But money, the social lubricant of their insular community, doesn’t accompany wisdom. And Isabel is led into a disastrous marriage to Gilbert Osmond (John Malkovich), who is abetted by the nefarious Madame Merle (the fabulous Barbara Hershey).

There’s a fascinating juxtaposition between Kidman and Malkovich, between the role of movie star and actor. Malkovich’s popular image is one of the maverick thespian, the rogue individualist, who in fact plays the same role time in and time out - just like a major movie star. Kidman on the other hand, is a major movie star who in fact has enormous range, talent and daring and keeps surprising people (like me) by just what a good actress she is.

What does this mean? Just that, as in “The Portrait of a Lady,” things are not always what they seem. And they don’t always work; Malkovich, for instance, who is tritely evil. Kidman, on the other hand, is terrific and Campion clearly loves her; the director shoots her star in such an adoring fashion that Kidman’s face takes on religious overtones.

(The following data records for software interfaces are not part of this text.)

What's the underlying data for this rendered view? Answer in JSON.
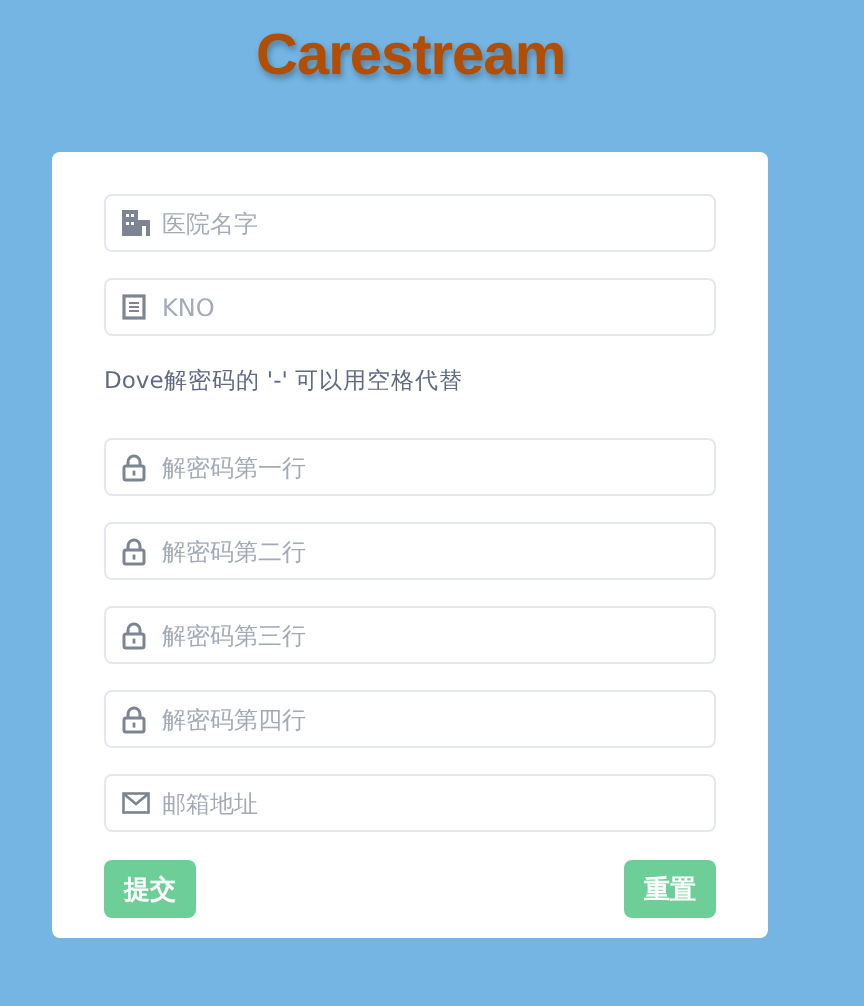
{
  "logo": "Carestream",
  "fields_top": [
    {
      "kind": "building",
      "placeholder": "医院名字"
    },
    {
      "kind": "document",
      "placeholder": "KNO"
    }
  ],
  "hint": "Dove解密码的 '-' 可以用空格代替",
  "fields_bottom": [
    {
      "kind": "lock",
      "placeholder": "解密码第一行"
    },
    {
      "kind": "lock",
      "placeholder": "解密码第二行"
    },
    {
      "kind": "lock",
      "placeholder": "解密码第三行"
    },
    {
      "kind": "lock",
      "placeholder": "解密码第四行"
    },
    {
      "kind": "mail",
      "placeholder": "邮箱地址"
    }
  ],
  "buttons": [
    "提交",
    "重置"
  ]
}
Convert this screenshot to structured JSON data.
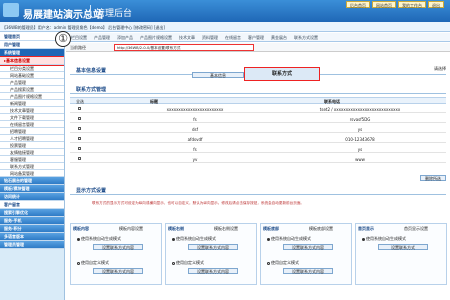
{
  "header": {
    "site_title": "易展建站演示总站",
    "mgmt_label": "管理后台",
    "top_buttons": [
      "后台首页",
      "网站首页",
      "我的工作台",
      "退出"
    ]
  },
  "infobar": {
    "text": "【36WB的管理员】用户名：admin 管理员角色【demo】 后台管理中心 [修改密码] [退出]"
  },
  "nav": {
    "items": [
      {
        "label": "管理首页",
        "type": "bluehdr"
      },
      {
        "label": "用户管理",
        "type": "bluehdr"
      },
      {
        "label": "系统管理",
        "type": "hl"
      },
      {
        "label": "▸基本信息设置",
        "type": "sel"
      },
      {
        "label": "栏目分类设置",
        "type": "sub"
      },
      {
        "label": "网站基础设置",
        "type": "sub"
      },
      {
        "label": "产品管理",
        "type": "sub"
      },
      {
        "label": "产品搜索设置",
        "type": "sub"
      },
      {
        "label": "产品图片规格设置",
        "type": "sub"
      },
      {
        "label": "新闻管理",
        "type": "sub"
      },
      {
        "label": "技术文章管理",
        "type": "sub"
      },
      {
        "label": "文件下载管理",
        "type": "sub"
      },
      {
        "label": "在线留言管理",
        "type": "sub"
      },
      {
        "label": "招聘管理",
        "type": "sub"
      },
      {
        "label": "人才招聘管理",
        "type": "sub"
      },
      {
        "label": "投票管理",
        "type": "sub"
      },
      {
        "label": "友情链接管理",
        "type": "sub"
      },
      {
        "label": "客服管理",
        "type": "sub"
      },
      {
        "label": "联系方式管理",
        "type": "sub"
      },
      {
        "label": "网站备案管理",
        "type": "sub"
      },
      {
        "label": "钻石展台的管理",
        "type": "group"
      },
      {
        "label": "模板/模块管理",
        "type": "group"
      },
      {
        "label": "访问统计",
        "type": "group"
      },
      {
        "label": "客户留言",
        "type": "bluehdr"
      },
      {
        "label": "搜索引擎优化",
        "type": "group"
      },
      {
        "label": "服务-手机",
        "type": "group"
      },
      {
        "label": "服务-积分",
        "type": "group"
      },
      {
        "label": "多语言版本",
        "type": "group"
      },
      {
        "label": "管理员管理",
        "type": "group"
      }
    ]
  },
  "tabs": [
    "栏目设置",
    "产品管理",
    "添加产品",
    "产品图片规格设置",
    "技术文章",
    "资料管理",
    "在线留言",
    "客户管理",
    "黄金展台",
    "联系方式设置"
  ],
  "addrbar": {
    "label": "当前路径",
    "value": "http://36WB/2-0-0/基本设置/联系方式"
  },
  "main": {
    "info_title": "基本信息设置",
    "sub_btn1": "基本信息",
    "sub_btn2": "联系方式",
    "right_label": "请选择",
    "contact_title": "联系方式管理",
    "table_headers": [
      "全选",
      "标题",
      "联系电话"
    ],
    "rows": [
      {
        "title": "xxxxxxxxxxxxxxxxxxxxxxxx",
        "phone": "tset2 / xxxxxxxxxxxxxxxxxxxxxxxxxxxx"
      },
      {
        "title": "fs",
        "phone": "rsvasf5DG"
      },
      {
        "title": "dsf",
        "phone": "ys"
      },
      {
        "title": "afdsvdf",
        "phone": "010-12343678"
      },
      {
        "title": "fs",
        "phone": "ys"
      },
      {
        "title": "yv",
        "phone": "www"
      }
    ],
    "del_btn": "删除所选",
    "style_title": "显示方式设置",
    "notice": "联系方式的显示方式可设定为纵向或横向显示，也可以自定义，默认为纵向显示。修改后请点击保存按钮，系统会自动更新前台页面。",
    "panels": [
      {
        "title": "模板内容",
        "label": "模板内容设置",
        "opts": [
          "使用系统自动生成模式",
          "使用自定义模式"
        ],
        "btn": "设置联系方式内容"
      },
      {
        "title": "模板右侧",
        "label": "模板右侧设置",
        "opts": [
          "使用系统自动生成模式",
          "使用自定义模式"
        ],
        "btn": "设置联系方式内容"
      },
      {
        "title": "模板底部",
        "label": "模板底部设置",
        "opts": [
          "使用系统自动生成模式",
          "使用自定义模式"
        ],
        "btn": "设置联系方式内容"
      },
      {
        "title": "首页显示",
        "label": "首页显示设置",
        "opts": [
          "使用系统自动生成模式"
        ],
        "btn": "设置联系方式"
      }
    ]
  },
  "callouts": [
    "①",
    "②",
    "③"
  ]
}
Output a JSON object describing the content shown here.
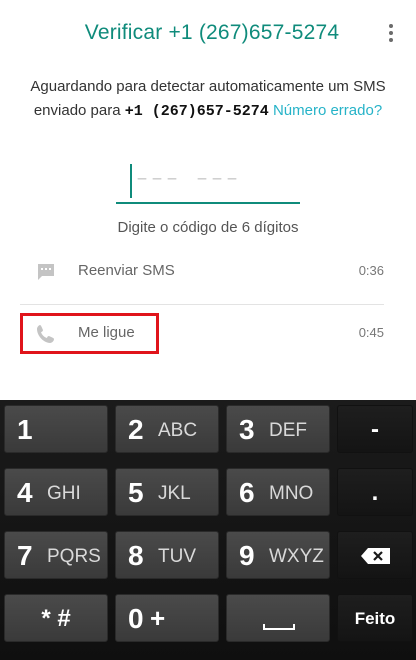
{
  "header": {
    "title": "Verificar +1 (267)657-5274",
    "menu_icon": "more-vert-icon"
  },
  "description": {
    "text": "Aguardando para detectar automaticamente um SMS enviado para",
    "phone": "+1 (267)657-5274",
    "link": "Número errado?"
  },
  "code_input": {
    "placeholder": "––– –––"
  },
  "hint": "Digite o código de 6 dígitos",
  "options": [
    {
      "label": "Reenviar SMS",
      "timer": "0:36",
      "icon": "message-icon"
    },
    {
      "label": "Me ligue",
      "timer": "0:45",
      "icon": "phone-icon"
    }
  ],
  "highlight_color": "#e0141b",
  "accent_color": "#0f8b7b",
  "keyboard": {
    "keys": [
      {
        "digit": "1",
        "letters": ""
      },
      {
        "digit": "2",
        "letters": "ABC"
      },
      {
        "digit": "3",
        "letters": "DEF"
      },
      {
        "digit": "4",
        "letters": "GHI"
      },
      {
        "digit": "5",
        "letters": "JKL"
      },
      {
        "digit": "6",
        "letters": "MNO"
      },
      {
        "digit": "7",
        "letters": "PQRS"
      },
      {
        "digit": "8",
        "letters": "TUV"
      },
      {
        "digit": "9",
        "letters": "WXYZ"
      },
      {
        "digit": "0",
        "letters": "+"
      }
    ],
    "minus": "-",
    "period": ".",
    "star_hash": "* #",
    "done": "Feito"
  }
}
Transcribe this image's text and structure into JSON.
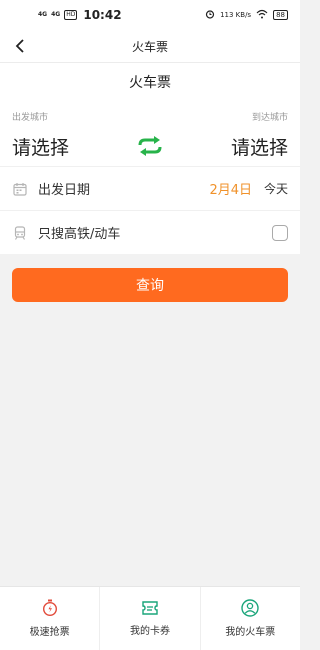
{
  "status_bar": {
    "signal_1": "4G",
    "signal_2": "4G",
    "hd_badge": "HD",
    "time": "10:42",
    "net_speed": "113 KB/s",
    "battery": "88"
  },
  "navbar": {
    "title": "火车票"
  },
  "card": {
    "title": "火车票",
    "from_label": "出发城市",
    "to_label": "到达城市",
    "from_city": "请选择",
    "to_city": "请选择",
    "date_label": "出发日期",
    "date_value": "2月4日",
    "date_day": "今天",
    "high_speed_label": "只搜高铁/动车",
    "high_speed_checked": false
  },
  "search_button": "查询",
  "tabbar": [
    {
      "label": "极速抢票",
      "icon": "stopwatch-icon"
    },
    {
      "label": "我的卡券",
      "icon": "ticket-coupon-icon"
    },
    {
      "label": "我的火车票",
      "icon": "user-circle-icon"
    }
  ],
  "colors": {
    "accent": "#ff6a1f",
    "date": "#f0922b",
    "swap_green": "#27b34a",
    "tab_icon": "#e24b3b",
    "tab_icon_green": "#1aa57a"
  }
}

Ultimately, however, Campion goes her own way so singlemindedly that she forgets about her audience. And this makes us tend to forget about her.

MEMO: These 2 sidebars appeared with the story:

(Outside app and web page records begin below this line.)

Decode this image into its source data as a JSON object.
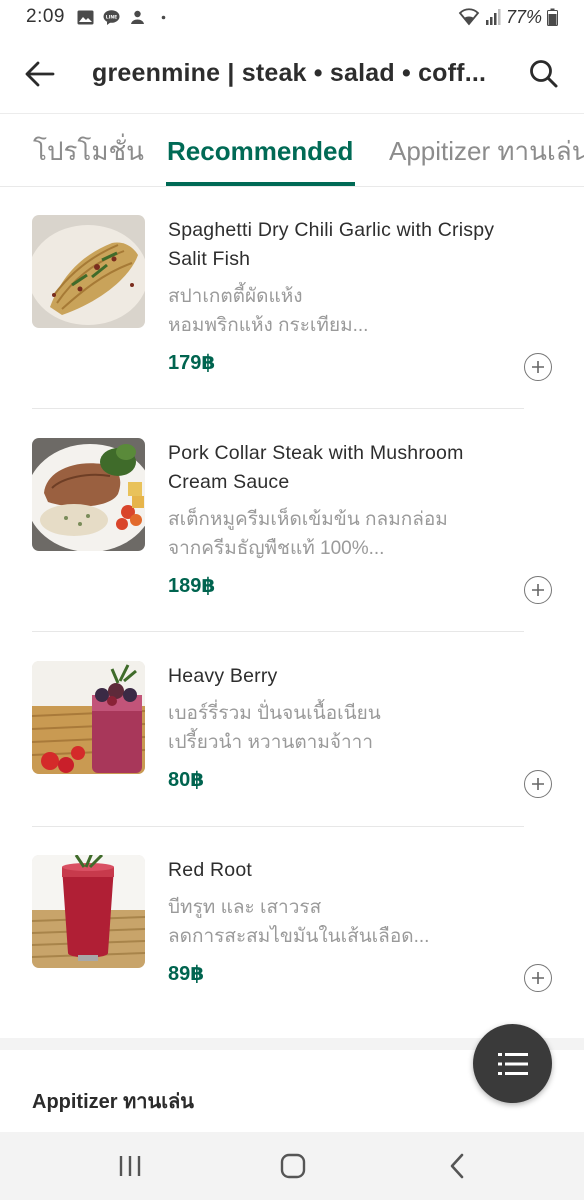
{
  "status_bar": {
    "time": "2:09",
    "battery": "77%",
    "icons": [
      "gallery-icon",
      "line-icon",
      "app-icon",
      "dot-icon",
      "wifi-icon",
      "signal-icon",
      "battery-icon"
    ]
  },
  "header": {
    "title": "greenmine | steak • salad • coff..."
  },
  "tabs": [
    {
      "label": "โปรโมชั่น",
      "active": false
    },
    {
      "label": "Recommended",
      "active": true
    },
    {
      "label": "Appitizer ทานเล่น",
      "active": false
    }
  ],
  "menu_items": [
    {
      "name": "Spaghetti Dry Chili Garlic with Crispy Salit Fish",
      "desc_line1": "สปาเกตตี้ผัดแห้ง",
      "desc_line2": "หอมพริกแห้ง กระเทียม...",
      "price": "179฿",
      "image": "spaghetti-photo"
    },
    {
      "name": "Pork Collar Steak with Mushroom Cream Sauce",
      "desc_line1": "สเต็กหมูครีมเห็ดเข้มข้น กลมกล่อม",
      "desc_line2": "จากครีมธัญพืชแท้ 100%...",
      "price": "189฿",
      "image": "steak-photo"
    },
    {
      "name": "Heavy Berry",
      "desc_line1": "เบอร์รี่รวม ปั่นจนเนื้อเนียน",
      "desc_line2": "เปรี้ยวนำ หวานตามจ้าาา",
      "price": "80฿",
      "image": "berry-smoothie-photo"
    },
    {
      "name": "Red Root",
      "desc_line1": "บีทรูท และ เสาวรส",
      "desc_line2": "ลดการสะสมไขมันในเส้นเลือด...",
      "price": "89฿",
      "image": "red-root-drink-photo"
    }
  ],
  "next_section": {
    "title": "Appitizer ทานเล่น"
  },
  "colors": {
    "accent": "#006a55",
    "price": "#00644f",
    "fab": "#3a3a3a"
  }
}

1. “The Portrait Of A Lady” Locations: Newport Cinemas Credits: Directed by Jane Campion, starring Nicole Kidman, John Malkovich, Barbara Hershey, Mary-Louise Parker, Martin Donovan, Shelley Winters, Richard E. Grant, Shelley Duvall, Christian Bale, Viggo Mortensen, Valentina Cervi and John Gielgud Running time: 2:24 Rating: PG-13

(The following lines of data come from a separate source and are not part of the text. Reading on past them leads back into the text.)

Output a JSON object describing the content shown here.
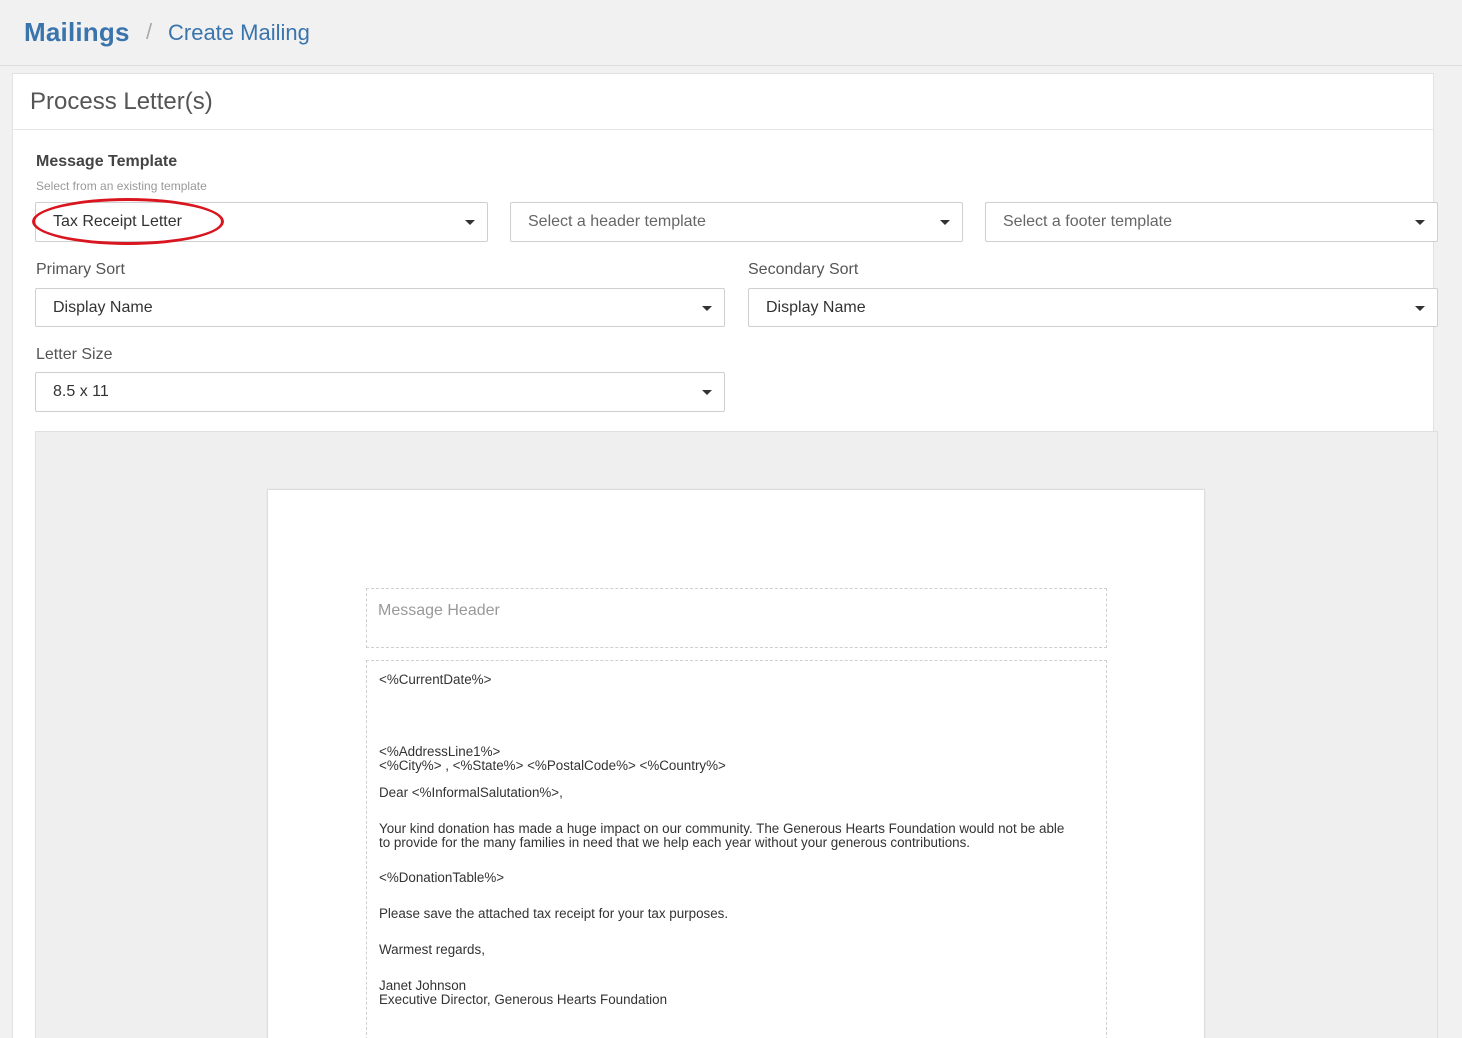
{
  "breadcrumb": {
    "root": "Mailings",
    "separator": "/",
    "current": "Create Mailing"
  },
  "card": {
    "title": "Process Letter(s)"
  },
  "message_template": {
    "label": "Message Template",
    "help": "Select from an existing template",
    "selected": "Tax Receipt Letter",
    "header_placeholder": "Select a header template",
    "footer_placeholder": "Select a footer template"
  },
  "primary_sort": {
    "label": "Primary Sort",
    "selected": "Display Name"
  },
  "secondary_sort": {
    "label": "Secondary Sort",
    "selected": "Display Name"
  },
  "letter_size": {
    "label": "Letter Size",
    "selected": "8.5 x 11"
  },
  "preview": {
    "header_placeholder": "Message Header",
    "body_lines": [
      "<%CurrentDate%>",
      "<%AddressLine1%>",
      "<%City%> , <%State%>  <%PostalCode%>  <%Country%>",
      "Dear <%InformalSalutation%>,",
      "Your kind donation has made a huge impact on our community. The Generous Hearts Foundation would not be able",
      "to provide for the many families in need that we help each year without your generous contributions.",
      "<%DonationTable%>",
      "Please save the attached tax receipt for your tax purposes.",
      "Warmest regards,",
      "Janet Johnson",
      "Executive Director, Generous Hearts Foundation"
    ]
  },
  "colors": {
    "accent": "#3a74ad",
    "highlight": "#d9151f"
  },
  "icons": {
    "dropdown": "caret-down-icon"
  }
}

2. OTHER VIEWS Here’s what other critics say about “The Portrait of a Lady:” Amy Dawes/Los Angeles Daily News: Because it won three Oscars in 1993, people are starting to forget what a peculiar and haunting movie “The Piano” was, and they are likely to come to “The Portrait of a Lady,” filmmaker Jane Campion’s new movie, expecting it to be mainstream and accessible. If so, Campion is going to throw them a curve ball. In this adaptation of Henry James’ 1881 novel, Campion is as challenging and eccentric a filmmaker as she was in her earliest works, and nothing, apparently … has deterred her from her highly personal approach. Henry Sheehan/The Orange County Register: In her filmmaking career, Jane Campion has managed to give us everything but the ordinary, so it’s a bit perplexing that in taking on the biggest literary adaptation of her career the director of “The Piano” and “Sweetie” has given us such a shockingly routine movie. Janet Maslin/New York Times: …Campion’s film stands as a fascinating experiment, alive with elements of imagination and surprise. For better or worse, with formidable intelligence, she appropriates this story as her own.

These 2 sidebars appeared with the story:

1. “The Portrait Of A Lady” Locations: Newport Cinemas Credits: Directed by Jane Campion, starring Nicole Kidman, John Malkovich, Barbara Hershey, Mary-Louise Parker, Martin Donovan, Shelley Winters, Richard E. Grant, Shelley Duvall, Christian Bale, Viggo Mortensen, Valentina Cervi and John Gielgud Running time: 2:24 Rating: PG-13

2. OTHER VIEWS Here’s what other critics say about “The Portrait of a Lady:” Amy Dawes/Los Angeles Daily News: Because it won three Oscars in 1993, people are starting to forget what a peculiar and haunting movie “The Piano” was, and they are likely to come to “The Portrait of a Lady,” filmmaker Jane Campion’s new movie, expecting it to be mainstream and accessible. If so, Campion is going to throw them a curve ball. In this adaptation of Henry James’ 1881 novel, Campion is as challenging and eccentric a filmmaker as she was in her earliest works, and nothing, apparently … has deterred her from her highly personal approach. Henry Sheehan/The Orange County Register: In her filmmaking career, Jane Campion has managed to give us everything but the ordinary, so it’s a bit perplexing that in taking on the biggest literary adaptation of her career the director of “The Piano” and “Sweetie” has given us such a shockingly routine movie. Janet Maslin/New York Times: …Campion’s film stands as a fascinating experiment, alive with elements of imagination and surprise. For better or worse, with formidable intelligence, she appropriates this story as her own.


Thoughts and opinions on this story? Click here to comment >>

Get stories like this in a free daily email